Terry Alexander addressed excited families, on last Thursday evening about the new orchestra program at Catalina Foothills Unified School District elementary schools. The orchestra director is bright and charming, and she exudes joy when talking about teaching music.
“This is my dream to be able to build a program from the bottom up, from elementary all the way,” Alexander said. “I’m constantly learning. I’m always going back to workshops, and I’m fascinated. It’s like a chess game. There’s so many dimensions to teaching.”
The district is starting the school year by launching the fourth and fifth-grade string program, and Alexander has been working all summer to get the program ready to go. Instruments have arrived and classrooms space is reserved for the program’s Aug. 28 start date.
Already, 120 students are registered, and Alexander said she would have considered 100 students a success.

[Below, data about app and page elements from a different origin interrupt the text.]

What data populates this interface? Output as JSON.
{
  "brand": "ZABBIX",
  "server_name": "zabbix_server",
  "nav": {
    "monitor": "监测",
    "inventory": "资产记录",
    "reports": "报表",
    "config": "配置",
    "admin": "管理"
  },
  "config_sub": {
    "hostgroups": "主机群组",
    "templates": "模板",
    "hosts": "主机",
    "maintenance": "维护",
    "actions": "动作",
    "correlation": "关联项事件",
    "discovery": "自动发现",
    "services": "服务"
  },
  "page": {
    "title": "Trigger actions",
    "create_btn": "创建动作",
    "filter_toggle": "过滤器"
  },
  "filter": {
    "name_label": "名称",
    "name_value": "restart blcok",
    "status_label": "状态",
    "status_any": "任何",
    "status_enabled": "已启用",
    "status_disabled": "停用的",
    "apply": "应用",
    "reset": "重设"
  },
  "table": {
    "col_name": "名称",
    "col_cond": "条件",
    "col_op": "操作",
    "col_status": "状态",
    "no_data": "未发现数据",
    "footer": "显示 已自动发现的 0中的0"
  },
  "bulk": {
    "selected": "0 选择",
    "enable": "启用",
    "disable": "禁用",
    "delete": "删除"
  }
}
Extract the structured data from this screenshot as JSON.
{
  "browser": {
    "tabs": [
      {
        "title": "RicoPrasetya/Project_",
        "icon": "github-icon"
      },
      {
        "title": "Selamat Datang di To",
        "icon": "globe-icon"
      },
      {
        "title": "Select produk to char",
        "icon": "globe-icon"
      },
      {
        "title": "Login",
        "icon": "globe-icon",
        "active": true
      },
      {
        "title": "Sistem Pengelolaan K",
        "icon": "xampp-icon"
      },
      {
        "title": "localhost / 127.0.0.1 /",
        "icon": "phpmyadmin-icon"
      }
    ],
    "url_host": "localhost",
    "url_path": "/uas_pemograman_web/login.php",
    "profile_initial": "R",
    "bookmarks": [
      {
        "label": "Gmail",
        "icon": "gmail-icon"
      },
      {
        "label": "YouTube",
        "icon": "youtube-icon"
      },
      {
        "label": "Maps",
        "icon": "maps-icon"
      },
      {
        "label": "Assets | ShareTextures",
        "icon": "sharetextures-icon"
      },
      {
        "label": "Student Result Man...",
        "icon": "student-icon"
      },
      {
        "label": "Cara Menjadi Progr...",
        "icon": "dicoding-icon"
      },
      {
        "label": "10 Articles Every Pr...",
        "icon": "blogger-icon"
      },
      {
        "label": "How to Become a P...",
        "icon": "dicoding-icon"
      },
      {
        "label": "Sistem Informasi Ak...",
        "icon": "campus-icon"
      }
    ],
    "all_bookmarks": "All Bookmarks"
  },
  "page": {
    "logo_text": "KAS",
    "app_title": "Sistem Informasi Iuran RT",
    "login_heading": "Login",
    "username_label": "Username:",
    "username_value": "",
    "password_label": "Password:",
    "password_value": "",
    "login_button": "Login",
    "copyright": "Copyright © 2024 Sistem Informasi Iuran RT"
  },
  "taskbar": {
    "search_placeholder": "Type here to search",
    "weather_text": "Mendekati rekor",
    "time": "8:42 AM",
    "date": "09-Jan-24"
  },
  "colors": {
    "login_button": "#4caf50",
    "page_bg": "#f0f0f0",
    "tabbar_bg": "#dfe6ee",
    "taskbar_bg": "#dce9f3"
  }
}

She credits district leadership with incredible support.
“A quality orchestra education, as part of a comprehensive arts program, will positively serve more students and further enhance the vibrant arts program currently offered in CFSD,” said Associate Superintendent Mary Jo Conery, in an email.
Conery added that, according to music professors Donald Hamann and Robert Gillespie (who together wrote “Strategies for Teaching Strings: Building a Successful String and Orchestra Program”), “a performing arts program designed to reach the largest number of students is not complete without offering the study of stringed instruments. It is like offering math without including algebra or science without including chemistry.”
Part of CFSD’s Visual and Performing Arts program, the orchestra program is starting at the elementary schools, with a plan to implement it at the middle and high schools in 2018.
Students can bring their own instruments, though there is an option to rent through the program, and the district covers the cost. The schools also provide music books, musician chairs and other instrumental supplies. That way, kids can pick any instrument they want without being concerned about the cost, Alexander said.
A number of the students already have some music experience, so Alexander and district leaders are looking into the possibility of launching an honors orchestra program to better serve the practiced musicians.
“So if they’re not a beginner, they will still have a place to grow and spread their wings,” Alexander said.
The orchestra director taught music in the Marana Unified School District for 31 years, at Marana and Mountain View high schools, many of the elementary schools and one of the middle schools.
“It’s one of the best string programs,” she said of her legacy there.
Many of her Marana students have scored very high in orchestra competitions, she said, and many have gone on to study music in college. Over a dozen student teachers that worked with her there have become music teachers themselves.
Alexander also served as chapter president of the Arizona String Teachers Association since 2012, and was awarded the National Leadership Award in 2014. She is also a violinist in the Tucson Pops Orchestra.
Her two grown children played in orchestra. Her daughter, who is graduating from the University of Arizona with a degree in computer science, played violin since she was 5 years old. She recently told Alexander that she has a deeper capacity of creativity in computer science because of her lifelong understanding of music, a sentiment Alexander has heard from many of her students as well.
“It’s going to be phenomenal,” Alexander said, about the new program. “Playing in an orchestra is like flying with a flock of birds through the sky, just soaring. It’s an incredible feeling. I really, truly think it’s a good thing for kids to get that form of expression.”
For more information about the program, go to sites.google.com/a/cfsd16.org/elementary-orchestra-16.